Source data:
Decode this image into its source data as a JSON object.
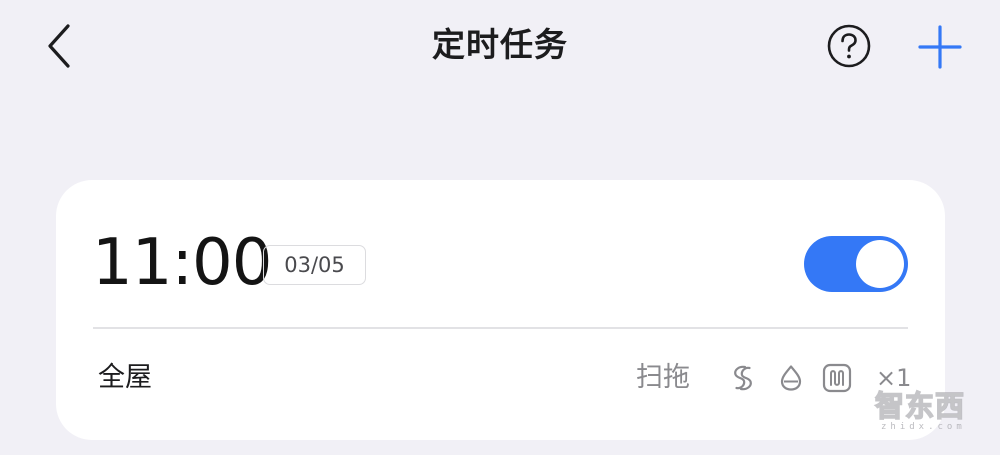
{
  "header": {
    "title": "定时任务",
    "back_icon": "chevron-left-icon",
    "help_icon": "question-circle-icon",
    "add_icon": "plus-icon",
    "accent_color": "#3478f6"
  },
  "task": {
    "time": "11:00",
    "date": "03/05",
    "enabled": true,
    "area": "全屋",
    "mode": "扫拖",
    "suction_icon": "suction-swirl-icon",
    "water_icon": "water-drop-icon",
    "route_icon": "cleaning-route-icon",
    "repeat": "×1"
  },
  "watermark": {
    "text": "智东西",
    "sub": "zhidx.com"
  }
}
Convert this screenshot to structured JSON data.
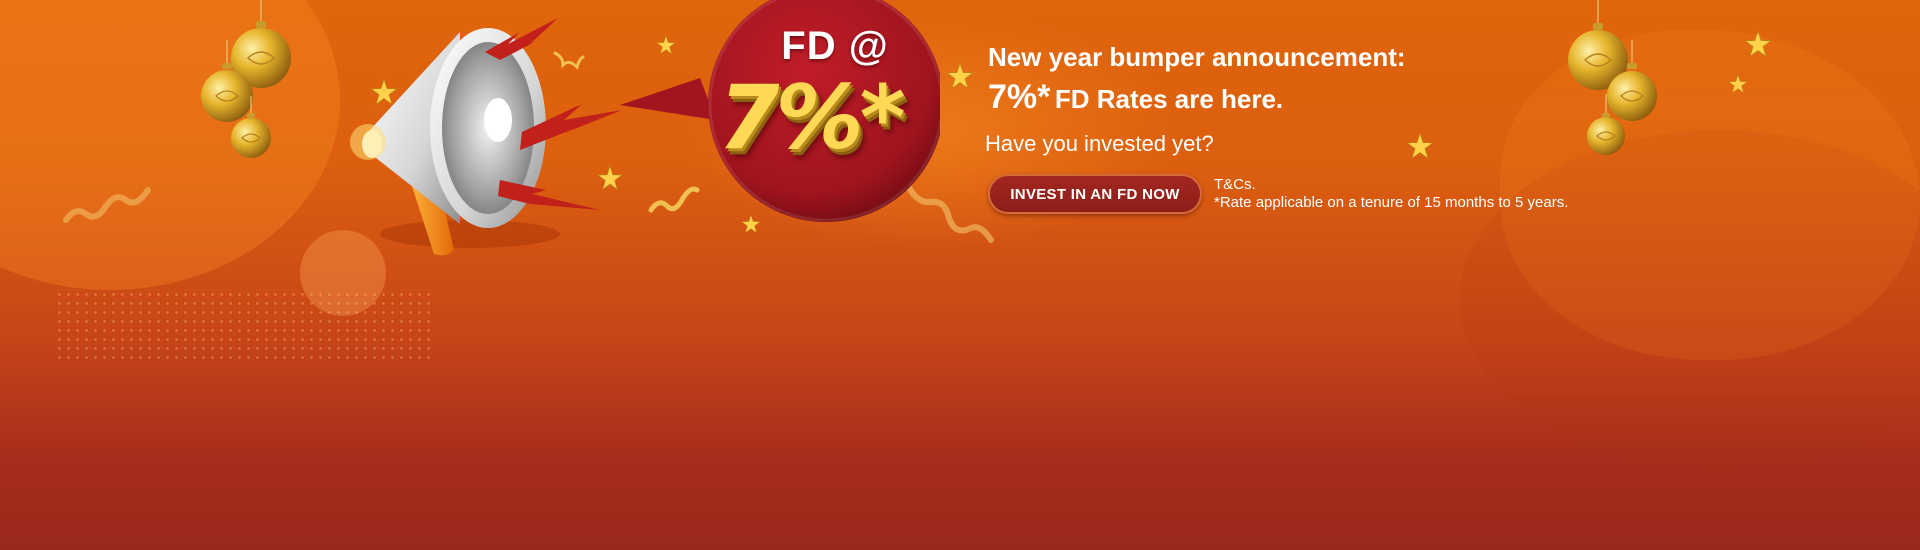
{
  "promo": {
    "badge": {
      "title": "FD @",
      "rate": "7%*"
    },
    "headline": "New year bumper announcement:",
    "rate_line": {
      "rate": "7%*",
      "text": "FD Rates are here."
    },
    "question": "Have you invested yet?",
    "cta_label": "INVEST IN AN FD NOW",
    "tnc_title": "T&Cs.",
    "tnc_text": "*Rate applicable on a tenure of 15 months to 5 years."
  },
  "icons": [
    "megaphone-icon",
    "speech-bubble-icon",
    "gold-ornament-icon",
    "star-icon",
    "confetti-icon"
  ],
  "colors": {
    "background_top": "#e0650c",
    "background_bottom": "#9a281c",
    "bubble": "#a8141f",
    "rate_gold": "#ffd955",
    "cta_button": "#a32720",
    "text": "#ffffff"
  }
}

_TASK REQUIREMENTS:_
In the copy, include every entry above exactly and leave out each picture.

_OUTPUT FOR THIS TASK:_
Decode this image into its source data as a JSON object.
{
  "header": {
    "title": "定时任务",
    "back_icon": "chevron-left-icon",
    "help_icon": "question-circle-icon",
    "add_icon": "plus-icon",
    "accent_color": "#3478f6"
  },
  "task": {
    "time": "11:00",
    "date": "03/05",
    "enabled": true,
    "area": "全屋",
    "mode": "扫拖",
    "suction_icon": "suction-swirl-icon",
    "water_icon": "water-drop-icon",
    "route_icon": "cleaning-route-icon",
    "repeat": "×1"
  },
  "watermark": {
    "text": "智东西",
    "sub": "zhidx.com"
  }
}
Convert this screenshot to structured JSON data.
{
  "promo": {
    "badge": {
      "title": "FD @",
      "rate": "7%*"
    },
    "headline": "New year bumper announcement:",
    "rate_line": {
      "rate": "7%*",
      "text": "FD Rates are here."
    },
    "question": "Have you invested yet?",
    "cta_label": "INVEST IN AN FD NOW",
    "tnc_title": "T&Cs.",
    "tnc_text": "*Rate applicable on a tenure of 15 months to 5 years."
  },
  "icons": [
    "megaphone-icon",
    "speech-bubble-icon",
    "gold-ornament-icon",
    "star-icon",
    "confetti-icon"
  ],
  "colors": {
    "background_top": "#e0650c",
    "background_bottom": "#9a281c",
    "bubble": "#a8141f",
    "rate_gold": "#ffd955",
    "cta_button": "#a32720",
    "text": "#ffffff"
  }
}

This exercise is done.